Richard Dutcher and Larry Miller are friends again.

Miller is back on board to help finance Dutcher's two new movies — a sequel to "God's Army," which grossed more than $2.6 million, and "The Prophet," a Dutcher pet project that he has been trying to get going for more than a year. And Dutcher says it may star Val Kilmer and F. Murray Abraham.

In a Thursday press conference, LDS filmmaker Dutcher and Utah Jazz owner/auto dealer Miller announced an extensive moviemaking collaboration. With Miller's financial help, Dutcher will make "God's Army 2: States of Grace," a sequel to "God's Army." Although the second film they made together, "Brigham City," was judged a critical success, it grossed disappointing box office earnings of less than $1 million.
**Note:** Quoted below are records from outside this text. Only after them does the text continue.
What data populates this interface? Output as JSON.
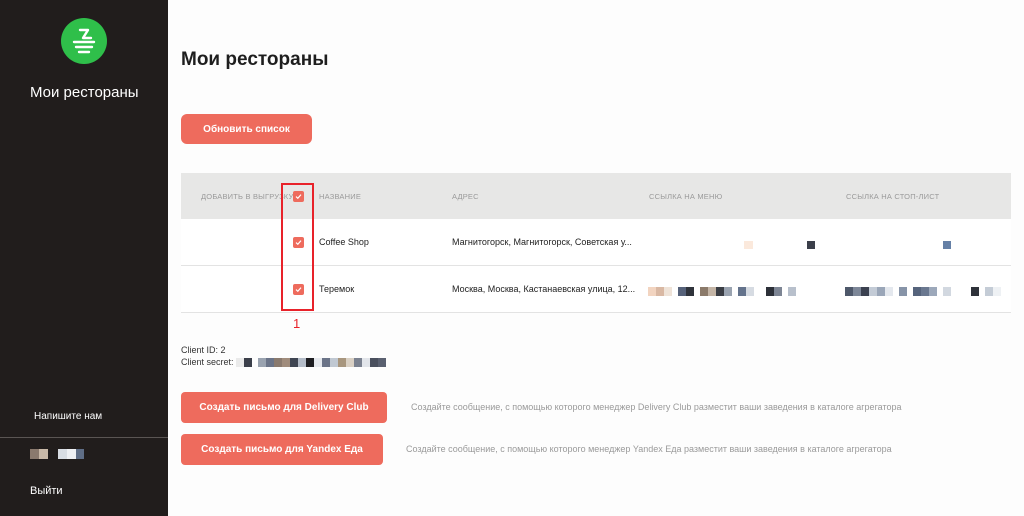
{
  "sidebar": {
    "logo_icon": "brand-logo-icon",
    "title": "Мои рестораны",
    "contact_label": "Напишите нам",
    "logout_label": "Выйти"
  },
  "main": {
    "title": "Мои рестораны",
    "refresh_label": "Обновить список",
    "table": {
      "columns": [
        "ДОБАВИТЬ В ВЫГРУЗКУ",
        "НАЗВАНИЕ",
        "АДРЕС",
        "ССЫЛКА НА МЕНЮ",
        "ССЫЛКА НА СТОП-ЛИСТ"
      ],
      "rows": [
        {
          "name": "Coffee Shop",
          "address": "Магнитогорск, Магнитогорск, Советская у..."
        },
        {
          "name": "Теремок",
          "address": "Москва, Москва, Кастанаевская улица, 12..."
        }
      ]
    },
    "highlight_marker": "1",
    "client_id": "Client ID: 2",
    "client_secret_label": "Client secret:",
    "delivery_club_button": "Создать письмо для Delivery Club",
    "delivery_club_desc": "Создайте сообщение, с помощью которого менеджер Delivery Club разместит ваши заведения в каталоге агрегатора",
    "yandex_button": "Создать письмо для Yandex Еда",
    "yandex_desc": "Создайте сообщение, с помощью которого менеджер Yandex Еда разместит ваши заведения в каталоге агрегатора"
  },
  "colors": {
    "accent": "#ee6b5d",
    "sidebar_bg": "#211d1c",
    "logo_green": "#2fbf4a",
    "highlight": "#e8222a"
  }
}
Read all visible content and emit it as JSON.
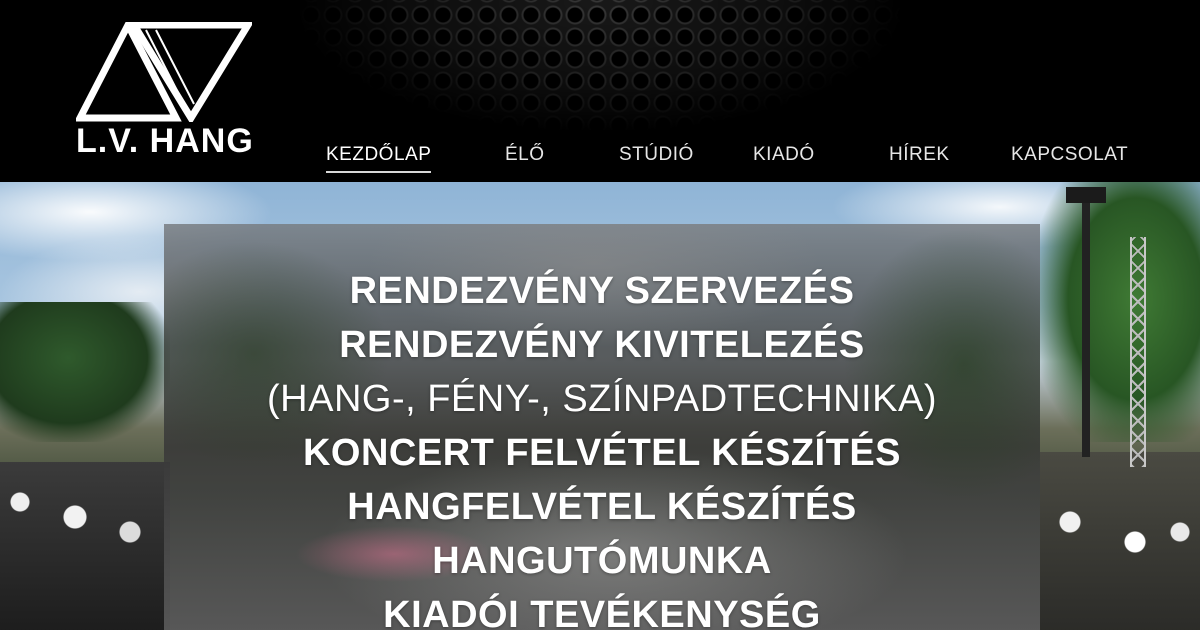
{
  "brand": {
    "logo_text": "L.V. HANG"
  },
  "nav": {
    "items": [
      {
        "label": "KEZDŐLAP",
        "active": true
      },
      {
        "label": "ÉLŐ",
        "active": false
      },
      {
        "label": "STÚDIÓ",
        "active": false
      },
      {
        "label": "KIADÓ",
        "active": false
      },
      {
        "label": "HÍREK",
        "active": false
      },
      {
        "label": "KAPCSOLAT",
        "active": false
      }
    ]
  },
  "hero": {
    "services": [
      {
        "text": "RENDEZVÉNY SZERVEZÉS",
        "weight": "bold"
      },
      {
        "text": "RENDEZVÉNY KIVITELEZÉS",
        "weight": "bold"
      },
      {
        "text": "(HANG-, FÉNY-, SZÍNPADTECHNIKA)",
        "weight": "light"
      },
      {
        "text": "KONCERT FELVÉTEL KÉSZÍTÉS",
        "weight": "bold"
      },
      {
        "text": "HANGFELVÉTEL KÉSZÍTÉS",
        "weight": "bold"
      },
      {
        "text": "HANGUTÓMUNKA",
        "weight": "bold"
      },
      {
        "text": "KIADÓI TEVÉKENYSÉG",
        "weight": "bold"
      }
    ]
  },
  "colors": {
    "header_bg": "#000000",
    "nav_text": "#e6e6e6",
    "hero_text": "#ffffff"
  }
}
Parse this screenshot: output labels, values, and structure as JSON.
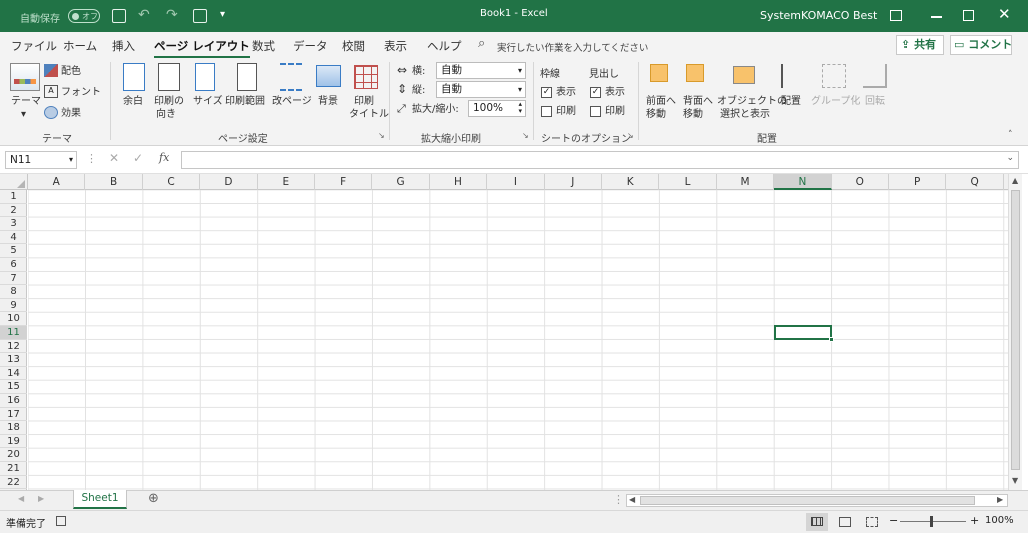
{
  "titlebar": {
    "autosave_label": "自動保存",
    "autosave_state": "オフ",
    "title": "Book1  -  Excel",
    "user": "SystemKOMACO Best"
  },
  "tabs": [
    "ファイル",
    "ホーム",
    "挿入",
    "ページ レイアウト",
    "数式",
    "データ",
    "校閲",
    "表示",
    "ヘルプ"
  ],
  "active_tab": 3,
  "tellme": "実行したい作業を入力してください",
  "share": "共有",
  "comment": "コメント",
  "ribbon": {
    "theme": {
      "label": "テーマ",
      "colors": "配色",
      "fonts": "フォント",
      "effects": "効果",
      "group": "テーマ"
    },
    "page": {
      "margins": "余白",
      "orient1": "印刷の",
      "orient2": "向き",
      "size": "サイズ",
      "area": "印刷範囲",
      "breaks": "改ページ",
      "bg": "背景",
      "titles1": "印刷",
      "titles2": "タイトル",
      "group": "ページ設定"
    },
    "scale": {
      "width_label": "横:",
      "width_val": "自動",
      "height_label": "縦:",
      "height_val": "自動",
      "scale_label": "拡大/縮小:",
      "scale_val": "100%",
      "group": "拡大縮小印刷"
    },
    "sheet": {
      "grid": "枠線",
      "head": "見出し",
      "view": "表示",
      "print": "印刷",
      "group": "シートのオプション"
    },
    "arrange": {
      "fwd1": "前面へ",
      "fwd2": "移動",
      "back1": "背面へ",
      "back2": "移動",
      "sel1": "オブジェクトの",
      "sel2": "選択と表示",
      "align": "配置",
      "grp": "グループ化",
      "rot": "回転",
      "group": "配置"
    }
  },
  "namebox": "N11",
  "fx": "fx",
  "columns": [
    "A",
    "B",
    "C",
    "D",
    "E",
    "F",
    "G",
    "H",
    "I",
    "J",
    "K",
    "L",
    "M",
    "N",
    "O",
    "P",
    "Q"
  ],
  "selected_col": "N",
  "rows": [
    "1",
    "2",
    "3",
    "4",
    "5",
    "6",
    "7",
    "8",
    "9",
    "10",
    "11",
    "12",
    "13",
    "14",
    "15",
    "16",
    "17",
    "18",
    "19",
    "20",
    "21",
    "22"
  ],
  "selected_row": "11",
  "sheet_tab": "Sheet1",
  "status": {
    "ready": "準備完了",
    "zoom": "100%"
  },
  "colors": {
    "accent": "#217346"
  }
}
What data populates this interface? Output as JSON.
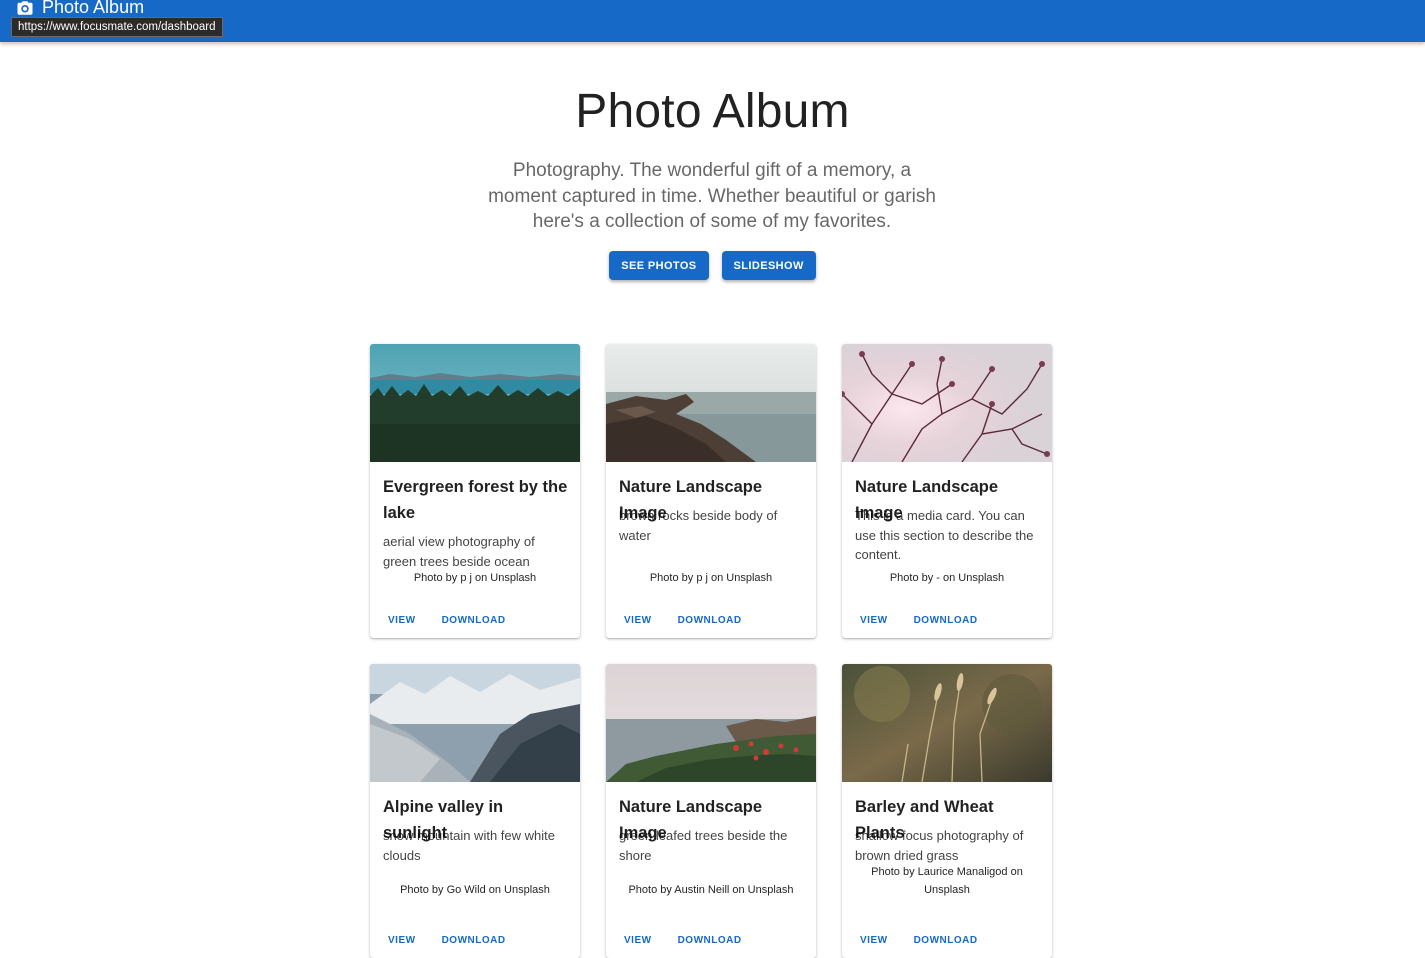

Dutcher said filming on "God's Army 2" will begin in January in Los Angeles and that Luis Robledo, who played the Hispanic missionary in the original film, will reprise his role, this time as the star. His character, whose past is checkered, will be unavoidably pulled into a gang incident.

"The Prophet" is the story of the life of Joseph Smith.

Both Dutcher and Miller declined to divulge the budget figures required for either "God's Army 2" or "The Prophet," which Dutcher will make immediately afterward. "It's not a big secret," said Dutcher, "but it's largely unnecessary information." (However, the budget for "The Prophet" is at least $12 million, according to previous figures given to the Deseret Morning News.)

Only two weeks ago, Miller announced a deal with other LDS filmmakers in which he is providing sole financial support, "The Work and the Glory," to be based on Gerald Lund's multivolume series of LDS historical novels.

Miller said at that press conference that he had became disenchanted with Dutcher and "The Prophet" since it was originally announced a year ago, but he did not officially pull out. When asked what had happened to "The Prophet," Miller gave a lengthy reply. He said he had been surprised when Dutcher announced an earlier timeline than he had planned during an earlier press conference on "Brigham City." He also said that Dutcher had never actually given him a proposal for "The Prophet."

Thursday, Miller apologized for what he had said about both the timeline and the proposal, saying he had checked his daytimer and his files and found that he was wrong. So Miller and Dutcher had a two-hour lunch to discuss their differences — they "fought," said Dutcher — but they ended up burying the hatchet.

"I was grossly unfair to Richard on both points and made him look bad. I did not intend to do that. I don't have any harsh feelings about him. I've committed a significant amount of money to this film — more than I did to 'God's Army 2.' But I needed to clear the air today."

Dutcher was touched by Miller's apology. "It takes some real character for Larry to say he's made mistakes. I always used to say Larry's my hero. Last week I wasn't so sure he was my hero or not. But this week, with the way he has handled this, sitting down man to man to make it right — he's my hero again."

Dutcher is very excited about "The Prophet," and called it "the Mount Everest of Mormon filmmaking." He has polished the finished screenplay and has most of the funding he needs. In the meantime, he is planning to do "the bulk of the filming" in the summer of 2004 and release it in 2005 — the bicentennial of Joseph Smith's birth. "It's going to be my birthday present to him," said Dutcher.

Dutcher acknowledged that Columbia University historian Richard Bushman, who is preparing a book-length biography of Smith, is still his historical consultant and that he wants the film to be "historically accurate."

"I want to tell a powerful, amazing story in as close to two hours as I can. He was an exciting and charismatic man with an exciting and violent life, and I haven't seen that portrayed anywhere."

Although the casting is dependent on their schedules, Dutcher said both Kilmer and Abraham have agreed to portray Joseph Smith and Gov. Thomas Ford of Illinois, respectively.